An EU-Japan trade deal has been agreed, which aims to link up over a third of the world’s exports of goods.
Clearly the European Commission has reacted to the election of Donald Trump and the British referendum by accelerating its own trade activities.
Draft trade agreements which had been stuck in the bottom drawer have been dusted down for fresh discussion and negotiations with new potential partners were kickstarted.
Read more: We have four post-Brexit trading options
What does this mean for the UK officials keen to start our own EU-UK trade negotiations? One British MEP WhatsApped me from Strasbourg saying: “Europe can’t possibly give us a worse deal than they gave Japan”.
That might seem surprising, given the headlines explaining how the Japan deal brings big tariff cuts, cooperation on standards and regulation and opening up of public procurement markets, all of which are priorities for the UK.
However, the details show that, just like the recent EU-Canada deal, this agreement falls far short of the level of market access currently experienced by those trading between the UK and the rest of the EU.
For a start, there’s the issue of product standards, which can often be significant obstacles to trade. In the EU, this is mitigated by common standards and mutual recognition principles. For example, once a British made vehicle passes safety and emissions tests in the UK, the same vehicle type does not need to be retested before it is sold across the continent.

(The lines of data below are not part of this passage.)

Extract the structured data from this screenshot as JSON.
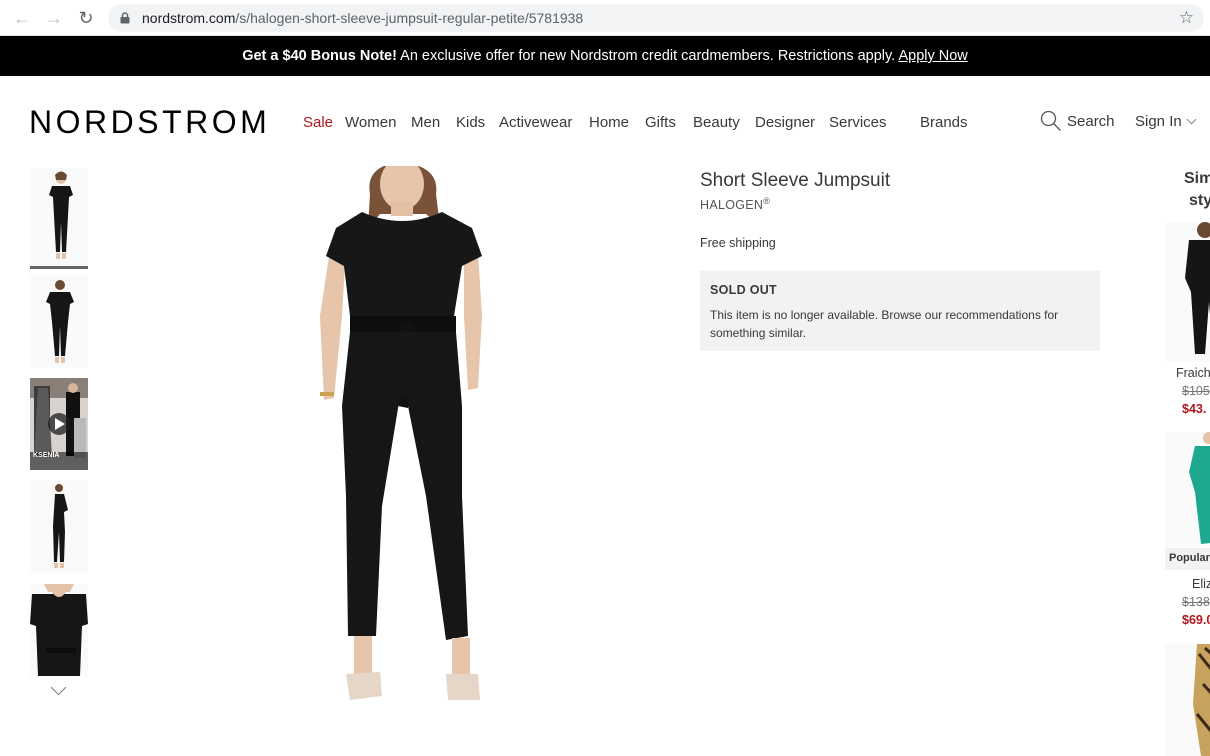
{
  "browser": {
    "url_host": "nordstrom.com",
    "url_path": "/s/halogen-short-sleeve-jumpsuit-regular-petite/5781938"
  },
  "promo": {
    "bold": "Get a $40 Bonus Note!",
    "text": " An exclusive offer for new Nordstrom credit cardmembers. Restrictions apply. ",
    "link": "Apply Now"
  },
  "header": {
    "logo": "NORDSTROM",
    "nav": [
      "Sale",
      "Women",
      "Men",
      "Kids",
      "Activewear",
      "Home",
      "Gifts",
      "Beauty",
      "Designer",
      "Services",
      "Brands"
    ],
    "search_label": "Search",
    "signin_label": "Sign In"
  },
  "product": {
    "title": "Short Sleeve Jumpsuit",
    "brand": "HALOGEN",
    "brand_mark": "®",
    "shipping": "Free shipping",
    "status_title": "SOLD OUT",
    "status_message": "This item is no longer available. Browse our recommendations for something similar.",
    "video_caption": "KSENIA"
  },
  "similar": {
    "title_line1": "Sim",
    "title_line2": "sty",
    "items": [
      {
        "name": "Fraich",
        "was": "$105",
        "now": "$43."
      },
      {
        "badge": "Popular",
        "name": "Eliz",
        "was": "$138",
        "now": "$69.0"
      }
    ]
  },
  "colors": {
    "sale_red": "#b4161f",
    "banner_bg": "#000000",
    "soldout_bg": "#f2f2f2"
  }
}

To address differences between automotive standards, Japan has now agreed to align its standards with those of the global UN body (UN-ECE), as the EU does. While this will bring greater convergence on vehicle safety standards, UN-ECE does not cover substantial areas of vehicle emissions regulation. Adopting the Japan approach for EU-UK trade would leave British manufacturers exposed to the significant risk of future trade barriers if emissions standards diverge.
Furthermore, the connected cars of the future will increasingly be data driven, no longer just physical “goods” but also affected by agreements on services. Services are, of course, another crucial issue for the UK – and one not covered by the Japan deal.

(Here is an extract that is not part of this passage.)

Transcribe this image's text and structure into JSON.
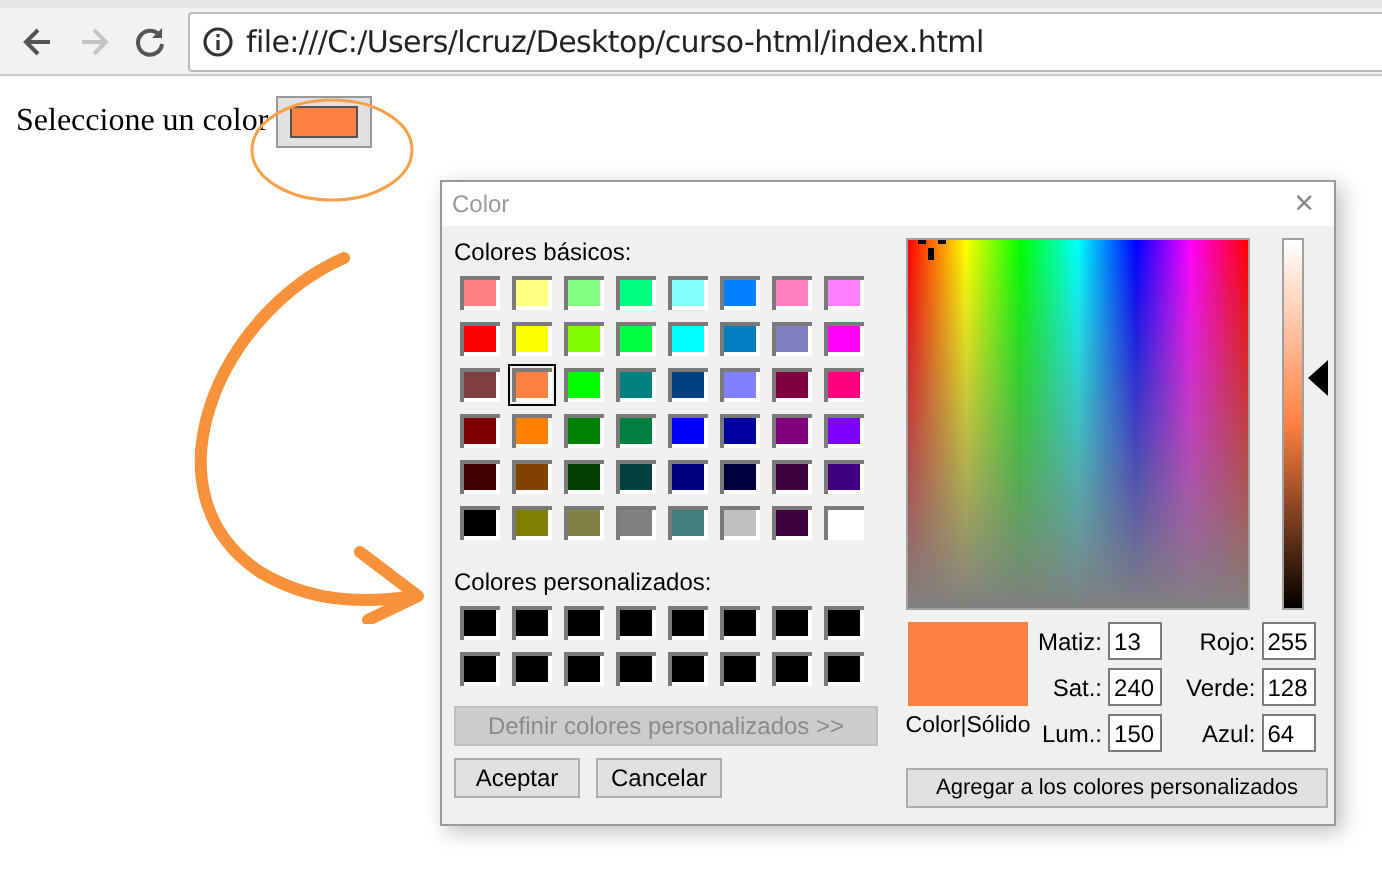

In all negotiations, it is important to watch what the other side is thinking. A new publication by the European Parliament’s Policy Department looks at possible future relationships between the UK and EU for services. The report recommends finding a “mechanism” to ensure and monitor common standards as a condition for far-reaching rights to market access. If such a mechanism can be agreed, it could lead to a deeper and more stable trade agreement than either the Japan or Canada model.
Service providers are less likely to engage in cross border trade if they cannot judicially enforce claims. Enforcement mechanisms for both primary and secondary law will be an important part of the negotiations, since agreeing to a more robust legal enforcement could result in greater market access.
The UK has made it clear that being forced to continue to comply with direct judgements from the European Court of Justice will not be acceptable. However, an approach like the Efta Court used by Norway and Iceland has not been ruled out. I was interested to hear Sir William Cash MP, a leading eurosceptic, proposing a solution based on this model in the House of Commons last week.
A bespoke trade agreement has many mutual benefits to both UK and EU countries, but a final deal is unlikely to be agreed in the two year period allocated for the Brexit negotiations, especially given the clunky process of agreeing a mandate with all 27 member states. Transitional arrangements will be needed.
However, already leading minds in Europe and Britain are focused and discussing options. Many in Europe want to help find constructive solutions. We should seek to agree key principles as soon as possible and not waste this opportunity.